It’s way past dark by now and so you tell everyone to change into dry clothes and crawl into their sleeping bags in their caves so they will be warm. Yes, they will be warm. If they have dry clothes and a tarp under their sleeping bag. This is when you discover that one of the kids doesn’t have any extra socks, and another one thought there would be a fire to dry his pants by (even though you told them there would be no fire). You finally get everyone settled and about an hour-and-a-half later a semi-frozen boy comes to you (the intrepid leader who doesn’t actually need sleep) with teeth chattering and tells you that his one sleeping bag is wet through because he didn’t bring a tarp to put under it and didn’t think he’d actually need two sleeping bags because he’d heard how warm snow caves were. (Deep breath) You gently explain while silently screaming/laughing hysterically, that sleeping bags and snow caves are only warm as long as you are dry and that’s why you need two bags and the extra clothes. You get him settled in the SUV along with some extra wool blankets you decided to throw in the back, just-in-case, leave him huddling with all his dry clothes, coat, hat, socks and the blanket and go back to bed. In the morning everyone goes sledding, nearly breaks a limb and has a grand time. Then you all pile back in the SUV and drive to for a hot breakfast.
Yes, Arctic Boy loves this. Of course these events are usually organized by one of his parents so we make certain he has everything he needs. (Although, there was the one year he forgot his coat. Didn’t really slow him down much, he just went to bed a little early.) When he can’t go snow caving, he’s been known to go to the neighbors yards and steal snow from them so he can build a pile big enough for him to make into a cave and sleep in it. It lacks a little of the ambiance, but he really likes the cold and the coolness factor.

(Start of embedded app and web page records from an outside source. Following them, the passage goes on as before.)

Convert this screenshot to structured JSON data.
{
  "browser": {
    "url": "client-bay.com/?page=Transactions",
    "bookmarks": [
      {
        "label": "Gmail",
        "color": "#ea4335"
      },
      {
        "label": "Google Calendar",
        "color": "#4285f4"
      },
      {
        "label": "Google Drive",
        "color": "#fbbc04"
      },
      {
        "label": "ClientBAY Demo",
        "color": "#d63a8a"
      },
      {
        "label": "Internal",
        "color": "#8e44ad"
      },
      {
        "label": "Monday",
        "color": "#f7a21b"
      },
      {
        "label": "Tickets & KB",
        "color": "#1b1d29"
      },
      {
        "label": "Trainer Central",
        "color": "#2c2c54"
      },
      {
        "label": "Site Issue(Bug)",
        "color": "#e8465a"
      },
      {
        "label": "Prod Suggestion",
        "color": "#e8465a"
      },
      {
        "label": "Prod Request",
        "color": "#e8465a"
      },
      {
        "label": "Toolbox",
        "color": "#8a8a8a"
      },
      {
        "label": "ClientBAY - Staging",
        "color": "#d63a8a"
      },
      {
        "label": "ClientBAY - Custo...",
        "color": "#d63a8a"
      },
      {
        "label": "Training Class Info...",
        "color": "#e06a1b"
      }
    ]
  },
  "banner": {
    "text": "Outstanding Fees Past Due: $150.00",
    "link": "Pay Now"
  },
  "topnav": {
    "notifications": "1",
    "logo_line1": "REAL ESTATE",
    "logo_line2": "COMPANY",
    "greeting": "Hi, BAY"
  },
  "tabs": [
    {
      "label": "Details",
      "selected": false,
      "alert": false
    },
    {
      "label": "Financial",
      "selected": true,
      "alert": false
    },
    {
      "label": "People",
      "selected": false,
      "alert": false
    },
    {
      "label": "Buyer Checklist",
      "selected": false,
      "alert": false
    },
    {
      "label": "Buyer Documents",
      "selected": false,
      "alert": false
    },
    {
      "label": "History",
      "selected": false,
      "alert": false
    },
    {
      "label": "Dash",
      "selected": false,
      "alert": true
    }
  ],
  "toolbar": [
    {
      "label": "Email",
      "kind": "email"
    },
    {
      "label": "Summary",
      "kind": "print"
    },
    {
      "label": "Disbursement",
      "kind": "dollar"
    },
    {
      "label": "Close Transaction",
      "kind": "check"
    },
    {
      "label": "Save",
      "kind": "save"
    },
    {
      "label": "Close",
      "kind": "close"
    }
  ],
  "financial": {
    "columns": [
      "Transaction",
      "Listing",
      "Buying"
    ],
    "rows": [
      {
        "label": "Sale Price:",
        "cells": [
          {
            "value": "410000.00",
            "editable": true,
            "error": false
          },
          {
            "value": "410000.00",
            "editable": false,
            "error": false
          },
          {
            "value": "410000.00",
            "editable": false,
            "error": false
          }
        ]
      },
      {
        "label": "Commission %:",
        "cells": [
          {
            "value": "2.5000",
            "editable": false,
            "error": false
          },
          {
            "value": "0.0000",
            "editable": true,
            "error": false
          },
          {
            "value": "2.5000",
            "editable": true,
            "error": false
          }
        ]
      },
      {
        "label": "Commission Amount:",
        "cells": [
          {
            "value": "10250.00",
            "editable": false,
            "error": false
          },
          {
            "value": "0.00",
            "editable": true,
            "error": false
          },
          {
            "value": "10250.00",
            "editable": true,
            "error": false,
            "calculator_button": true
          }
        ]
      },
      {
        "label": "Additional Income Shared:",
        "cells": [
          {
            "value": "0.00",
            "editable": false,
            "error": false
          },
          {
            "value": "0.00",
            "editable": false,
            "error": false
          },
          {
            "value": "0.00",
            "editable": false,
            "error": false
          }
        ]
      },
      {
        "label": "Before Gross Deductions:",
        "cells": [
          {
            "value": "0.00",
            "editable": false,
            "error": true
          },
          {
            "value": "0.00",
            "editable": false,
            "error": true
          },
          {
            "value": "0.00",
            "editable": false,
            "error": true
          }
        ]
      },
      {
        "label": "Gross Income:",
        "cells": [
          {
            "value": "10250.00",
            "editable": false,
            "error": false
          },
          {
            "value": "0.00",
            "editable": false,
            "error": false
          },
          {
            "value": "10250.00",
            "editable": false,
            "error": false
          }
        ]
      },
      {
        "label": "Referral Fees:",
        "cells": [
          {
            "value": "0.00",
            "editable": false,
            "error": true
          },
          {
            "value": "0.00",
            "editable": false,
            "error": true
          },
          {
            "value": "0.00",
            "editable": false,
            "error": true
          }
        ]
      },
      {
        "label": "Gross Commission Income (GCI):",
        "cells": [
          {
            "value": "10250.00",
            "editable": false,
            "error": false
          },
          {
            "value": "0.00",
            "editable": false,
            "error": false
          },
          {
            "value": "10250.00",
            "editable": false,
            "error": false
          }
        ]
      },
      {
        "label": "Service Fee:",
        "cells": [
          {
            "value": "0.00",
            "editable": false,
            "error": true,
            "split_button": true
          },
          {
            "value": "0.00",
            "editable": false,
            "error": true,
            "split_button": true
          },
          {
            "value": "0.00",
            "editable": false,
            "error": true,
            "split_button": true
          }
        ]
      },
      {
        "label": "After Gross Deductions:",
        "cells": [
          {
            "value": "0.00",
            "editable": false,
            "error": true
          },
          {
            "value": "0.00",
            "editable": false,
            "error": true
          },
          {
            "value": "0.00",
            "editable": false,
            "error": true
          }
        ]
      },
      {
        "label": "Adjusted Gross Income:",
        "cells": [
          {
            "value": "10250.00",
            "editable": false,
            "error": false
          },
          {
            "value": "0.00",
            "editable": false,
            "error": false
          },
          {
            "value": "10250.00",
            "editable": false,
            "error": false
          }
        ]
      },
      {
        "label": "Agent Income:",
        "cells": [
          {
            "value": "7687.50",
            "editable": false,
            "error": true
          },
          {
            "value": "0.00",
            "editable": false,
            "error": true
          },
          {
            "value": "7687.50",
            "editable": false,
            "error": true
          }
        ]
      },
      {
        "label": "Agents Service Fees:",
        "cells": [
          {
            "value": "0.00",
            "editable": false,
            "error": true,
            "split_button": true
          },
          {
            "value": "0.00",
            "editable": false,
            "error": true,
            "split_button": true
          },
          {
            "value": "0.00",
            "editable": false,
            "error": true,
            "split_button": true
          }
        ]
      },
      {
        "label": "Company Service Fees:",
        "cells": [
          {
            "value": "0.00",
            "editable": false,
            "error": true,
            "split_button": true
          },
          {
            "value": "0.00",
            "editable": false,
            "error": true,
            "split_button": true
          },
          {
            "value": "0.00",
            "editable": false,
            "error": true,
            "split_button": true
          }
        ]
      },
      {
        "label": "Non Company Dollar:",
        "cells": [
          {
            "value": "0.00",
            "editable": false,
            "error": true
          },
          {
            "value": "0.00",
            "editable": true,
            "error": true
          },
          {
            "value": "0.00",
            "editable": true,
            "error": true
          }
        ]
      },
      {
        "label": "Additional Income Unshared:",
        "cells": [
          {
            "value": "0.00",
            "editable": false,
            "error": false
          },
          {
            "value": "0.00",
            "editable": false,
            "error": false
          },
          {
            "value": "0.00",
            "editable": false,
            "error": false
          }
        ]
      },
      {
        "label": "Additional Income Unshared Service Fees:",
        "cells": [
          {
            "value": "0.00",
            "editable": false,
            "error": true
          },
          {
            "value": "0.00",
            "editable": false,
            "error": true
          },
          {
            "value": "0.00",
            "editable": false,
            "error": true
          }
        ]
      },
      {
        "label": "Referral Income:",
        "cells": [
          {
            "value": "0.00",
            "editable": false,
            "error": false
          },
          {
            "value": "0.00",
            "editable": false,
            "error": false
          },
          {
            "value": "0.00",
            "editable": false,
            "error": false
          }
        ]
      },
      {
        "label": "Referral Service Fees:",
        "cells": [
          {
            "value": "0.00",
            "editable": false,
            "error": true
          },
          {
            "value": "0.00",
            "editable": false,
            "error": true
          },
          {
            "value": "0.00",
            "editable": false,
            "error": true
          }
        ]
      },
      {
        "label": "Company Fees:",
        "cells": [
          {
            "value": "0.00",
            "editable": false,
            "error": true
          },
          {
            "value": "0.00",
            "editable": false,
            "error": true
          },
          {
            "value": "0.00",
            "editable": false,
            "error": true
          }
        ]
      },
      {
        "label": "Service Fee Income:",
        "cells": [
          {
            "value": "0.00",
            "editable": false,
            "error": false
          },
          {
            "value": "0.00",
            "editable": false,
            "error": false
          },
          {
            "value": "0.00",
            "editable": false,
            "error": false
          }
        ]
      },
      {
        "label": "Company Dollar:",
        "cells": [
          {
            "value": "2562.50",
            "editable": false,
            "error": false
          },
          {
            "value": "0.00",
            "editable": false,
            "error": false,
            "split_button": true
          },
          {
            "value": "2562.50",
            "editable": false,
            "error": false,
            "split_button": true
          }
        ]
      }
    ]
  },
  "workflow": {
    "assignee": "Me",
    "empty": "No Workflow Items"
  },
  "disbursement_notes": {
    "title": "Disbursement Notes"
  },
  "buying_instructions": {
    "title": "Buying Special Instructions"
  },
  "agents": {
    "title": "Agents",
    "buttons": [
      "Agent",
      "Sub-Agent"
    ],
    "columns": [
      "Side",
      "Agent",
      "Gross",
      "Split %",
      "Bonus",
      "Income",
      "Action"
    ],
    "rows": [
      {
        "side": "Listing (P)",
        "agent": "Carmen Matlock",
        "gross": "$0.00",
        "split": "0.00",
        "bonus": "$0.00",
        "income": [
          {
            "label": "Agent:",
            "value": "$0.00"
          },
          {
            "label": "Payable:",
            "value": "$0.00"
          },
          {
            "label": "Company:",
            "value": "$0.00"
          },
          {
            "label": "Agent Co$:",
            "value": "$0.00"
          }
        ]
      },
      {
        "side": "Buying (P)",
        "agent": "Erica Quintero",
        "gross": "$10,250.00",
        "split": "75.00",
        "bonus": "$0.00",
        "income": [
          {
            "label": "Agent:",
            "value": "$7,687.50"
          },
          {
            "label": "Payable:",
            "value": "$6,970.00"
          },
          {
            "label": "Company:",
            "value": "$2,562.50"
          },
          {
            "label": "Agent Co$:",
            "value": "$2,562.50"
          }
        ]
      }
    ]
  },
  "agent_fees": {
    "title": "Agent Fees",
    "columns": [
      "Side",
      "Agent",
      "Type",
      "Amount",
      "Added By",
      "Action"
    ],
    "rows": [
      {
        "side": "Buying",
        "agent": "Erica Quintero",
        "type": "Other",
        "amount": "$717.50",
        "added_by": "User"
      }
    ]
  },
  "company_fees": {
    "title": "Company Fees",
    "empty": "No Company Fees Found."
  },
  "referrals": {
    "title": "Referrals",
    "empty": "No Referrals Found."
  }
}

This morning I walked into his room to discover the air conditioner on. It was set at 19 or 20 degrees Celsius. That’s about 66 degrees Fahrenheit. It really hasn’t been that hot here lately. At night the outside temperature drops to about 15 degrees C. (that’s 60 degrees F). I huddle under a blanket, Arctic Boy turns on the A/C unit.
He says he wants to live in Alaska someday. I think he should, at least for a while.
winner-winner, chicken dinner 🙂
P.S. The “one of his parents” organizing these things is usually Mr. Hot Stuff, aka, Intrepid Boy Scout Leader. I just sit home and laugh at the aftermath.